Algeciras cannot be described as a pretty city, it has few historically interesting buildings, its roads are a nightmare, or at least its drivers are, behind the commercial centre there is an ugly, untidy urban sprawl, but it has a certain fascination and no shortage of life, in fact a visit can be good fun. Once off the main roads you will find tree lined squares and small parks and any number of restaurants and bars. The easiest way to get into the city is to follow the Puerto signs off the N340 and then the centro cuidad signs, just before the port park in the huge open-air car park.
A visit to the Municipal market, the Mercado de Abastos where EC rules have only just been applied can only be described as an educational experience. The octagonal building itself is a very modern looking creation and was built, surprisingly, in 1935. Unidentifiable lumps of meat in brightly coloured lard are fished out of plastic containers, wrapped in last week’s Sur and carted off in string bags by darkly veiled ladies wearing yellow slippers. Piles of huge mussels, complete with barnacles and seaweed, fresh out of the bay, sell for a couple of euros per kilo. These are delicious by the way but take your own plastic bag, the ink used on newspapers does not enhance their flavour. Fresh vegetables straight out of the allotments behind the city are piled high and are apparently sold by volume since there is no evidence of anything ever being weighed. There is no way to be discreet in this place; everybody converses at the tops of their voices, a cacophony of Arabic, French and Spanish. No matter how bad your Spanish the vendors all seem to understand what you want although I am still wondering how I purchased what looks like a bunch of twigs and, more importantly, what I should do with them. Nearby is the fish market where the local catch is sold.
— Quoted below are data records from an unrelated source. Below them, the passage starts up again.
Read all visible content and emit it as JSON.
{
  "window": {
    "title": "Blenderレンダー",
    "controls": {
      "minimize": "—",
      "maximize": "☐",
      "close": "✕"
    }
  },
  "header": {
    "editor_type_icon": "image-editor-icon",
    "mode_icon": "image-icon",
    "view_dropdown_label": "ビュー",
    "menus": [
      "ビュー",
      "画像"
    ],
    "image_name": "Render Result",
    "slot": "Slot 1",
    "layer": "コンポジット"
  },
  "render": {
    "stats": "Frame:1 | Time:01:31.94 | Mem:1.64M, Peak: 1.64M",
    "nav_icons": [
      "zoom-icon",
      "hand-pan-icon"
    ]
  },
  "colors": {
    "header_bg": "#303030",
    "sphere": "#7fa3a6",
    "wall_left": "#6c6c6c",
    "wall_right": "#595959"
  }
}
If you are looking for a pair of shoes, or any leather goods come to that, then you must look around Algeciras. Every other shop seems to sell leather items, many from Morocco. By the time the same goods arrive in the UK they will be twice the price. The main shopping streets are behind and parallel to the road you took to get into the city. Leave the car park, cross the road and just go up one of the side streets opposite.
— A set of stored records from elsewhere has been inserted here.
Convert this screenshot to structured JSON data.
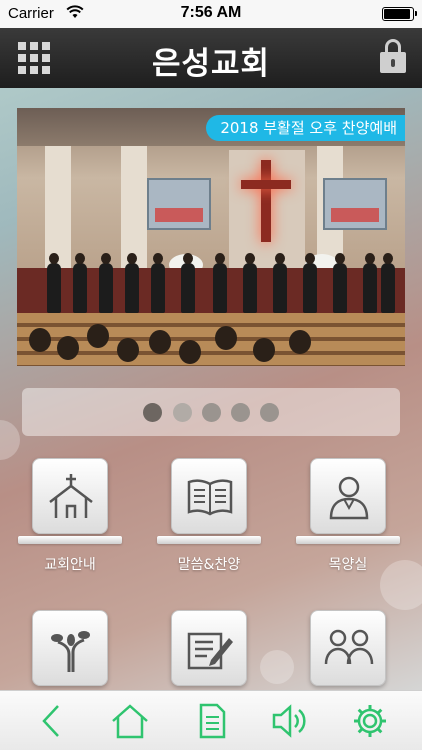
{
  "status_bar": {
    "carrier": "Carrier",
    "time": "7:56 AM",
    "battery_level": 0.95
  },
  "header": {
    "title": "은성교회",
    "left_icon": "grid-menu-icon",
    "right_icon": "lock-icon"
  },
  "banner": {
    "caption": "2018 부활절 오후 찬양예배",
    "caption_color": "#1fb8e6"
  },
  "pager": {
    "page_count": 5,
    "active_index": 0
  },
  "menu": {
    "items": [
      {
        "label": "교회안내",
        "icon": "church-icon"
      },
      {
        "label": "말씀&찬양",
        "icon": "book-icon"
      },
      {
        "label": "목양실",
        "icon": "pastor-icon"
      },
      {
        "label": "",
        "icon": "tree-icon"
      },
      {
        "label": "",
        "icon": "notepad-pen-icon"
      },
      {
        "label": "",
        "icon": "people-icon"
      }
    ]
  },
  "toolbar": {
    "accent_color": "#2fc46f",
    "items": [
      {
        "icon": "back-arrow-icon"
      },
      {
        "icon": "home-icon"
      },
      {
        "icon": "document-icon"
      },
      {
        "icon": "speaker-icon"
      },
      {
        "icon": "settings-gear-icon"
      }
    ]
  }
}
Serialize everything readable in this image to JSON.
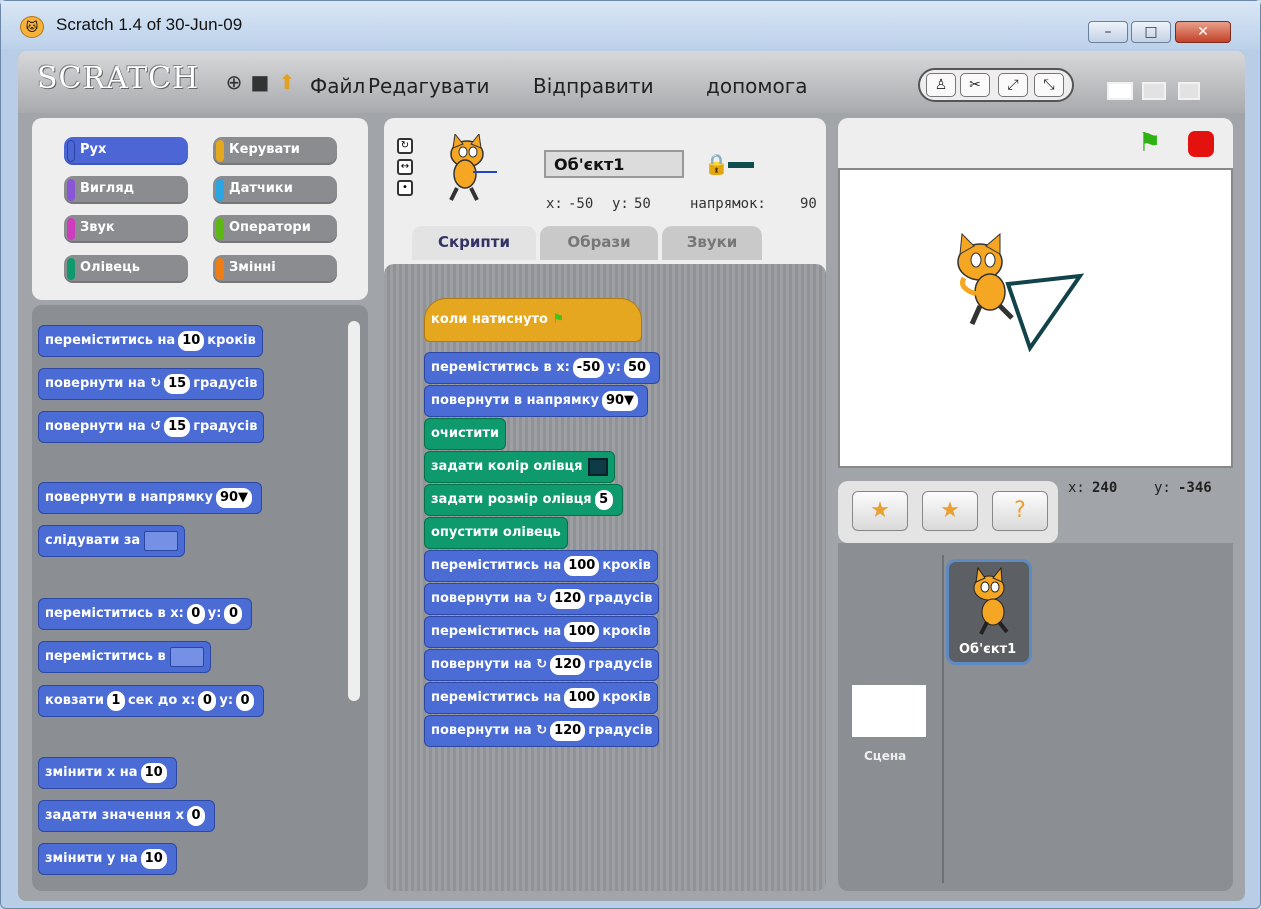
{
  "window": {
    "title": "Scratch 1.4 of 30-Jun-09",
    "minimize": "–",
    "maximize": "□",
    "close": "✕"
  },
  "menubar": {
    "logo": "SCRATCH",
    "items": [
      "Файл",
      "Редагувати",
      "Відправити",
      "допомога"
    ]
  },
  "categories": [
    {
      "label": "Рух",
      "color": "#4c66d6",
      "selected": true
    },
    {
      "label": "Керувати",
      "color": "#e4a71f"
    },
    {
      "label": "Вигляд",
      "color": "#8a55d7"
    },
    {
      "label": "Датчики",
      "color": "#2ca5e2"
    },
    {
      "label": "Звук",
      "color": "#cf3cbd"
    },
    {
      "label": "Оператори",
      "color": "#5cb712"
    },
    {
      "label": "Олівець",
      "color": "#0e9a6c"
    },
    {
      "label": "Змінні",
      "color": "#ee7d16"
    }
  ],
  "palette": {
    "b1": {
      "a": "переміститись на",
      "v": "10",
      "b": "кроків"
    },
    "b2": {
      "a": "повернути на",
      "v": "15",
      "b": "градусів"
    },
    "b3": {
      "a": "повернути на",
      "v": "15",
      "b": "градусів"
    },
    "b4": {
      "a": "повернути в напрямку",
      "v": "90▼"
    },
    "b5": {
      "a": "слідувати за"
    },
    "b6": {
      "a": "переміститись в x:",
      "v": "0",
      "b": "y:",
      "w": "0"
    },
    "b7": {
      "a": "переміститись в"
    },
    "b8": {
      "a": "ковзати",
      "v": "1",
      "b": "сек до x:",
      "w": "0",
      "c": "y:",
      "z": "0"
    },
    "b9": {
      "a": "змінити x на",
      "v": "10"
    },
    "b10": {
      "a": "задати значення x",
      "v": "0"
    },
    "b11": {
      "a": "змінити y на",
      "v": "10"
    }
  },
  "sprite": {
    "name": "Об'єкт1",
    "x_label": "x:",
    "x": "-50",
    "y_label": "y:",
    "y": "50",
    "dir_label": "напрямок:",
    "dir": "90"
  },
  "tabs": [
    "Скрипти",
    "Образи",
    "Звуки"
  ],
  "script": {
    "hat": "коли натиснуто",
    "s1": {
      "a": "переміститись в x:",
      "v": "-50",
      "b": "y:",
      "w": "50"
    },
    "s2": {
      "a": "повернути в напрямку",
      "v": "90▼"
    },
    "s3": {
      "a": "очистити"
    },
    "s4": {
      "a": "задати колір олівця"
    },
    "s5": {
      "a": "задати розмір олівця",
      "v": "5"
    },
    "s6": {
      "a": "опустити олівець"
    },
    "s7": {
      "a": "переміститись на",
      "v": "100",
      "b": "кроків"
    },
    "s8": {
      "a": "повернути на",
      "v": "120",
      "b": "градусів"
    },
    "s9": {
      "a": "переміститись на",
      "v": "100",
      "b": "кроків"
    },
    "s10": {
      "a": "повернути на",
      "v": "120",
      "b": "градусів"
    },
    "s11": {
      "a": "переміститись на",
      "v": "100",
      "b": "кроків"
    },
    "s12": {
      "a": "повернути на",
      "v": "120",
      "b": "градусів"
    }
  },
  "mouse": {
    "x_label": "x:",
    "x": "240",
    "y_label": "y:",
    "y": "-346"
  },
  "sprites_pane": {
    "stage_label": "Сцена",
    "sprite_label": "Об'єкт1"
  },
  "colors": {
    "motion": "#4a6cd4",
    "pen": "#0e9a6c",
    "control": "#e4a71f",
    "pen_color": "#0e3b46"
  }
}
Sitting in one of the tea shops overlooking the port and Algeciras Bay (or Gibraltar Bay depending on your nationality), enjoying a glass of mint tea and watching the bustle of the port is perhaps time to reflect on the battle that took place in the bay on the 8th July 1801. This was one of the few times the French, helped by Spanish shore batteries and gunboats, beat the English fleet. Honour was restored on the 12th July when we returned the compliments as the French fleet sailed to Cadiz.
As ever in a new place a visit to the small Municipal museum is worthwhile. Be warned though it is open only Monday to Friday and observes a siesta. The exhibits relating to Algeciras concentrate on the period between 1704 and the present day.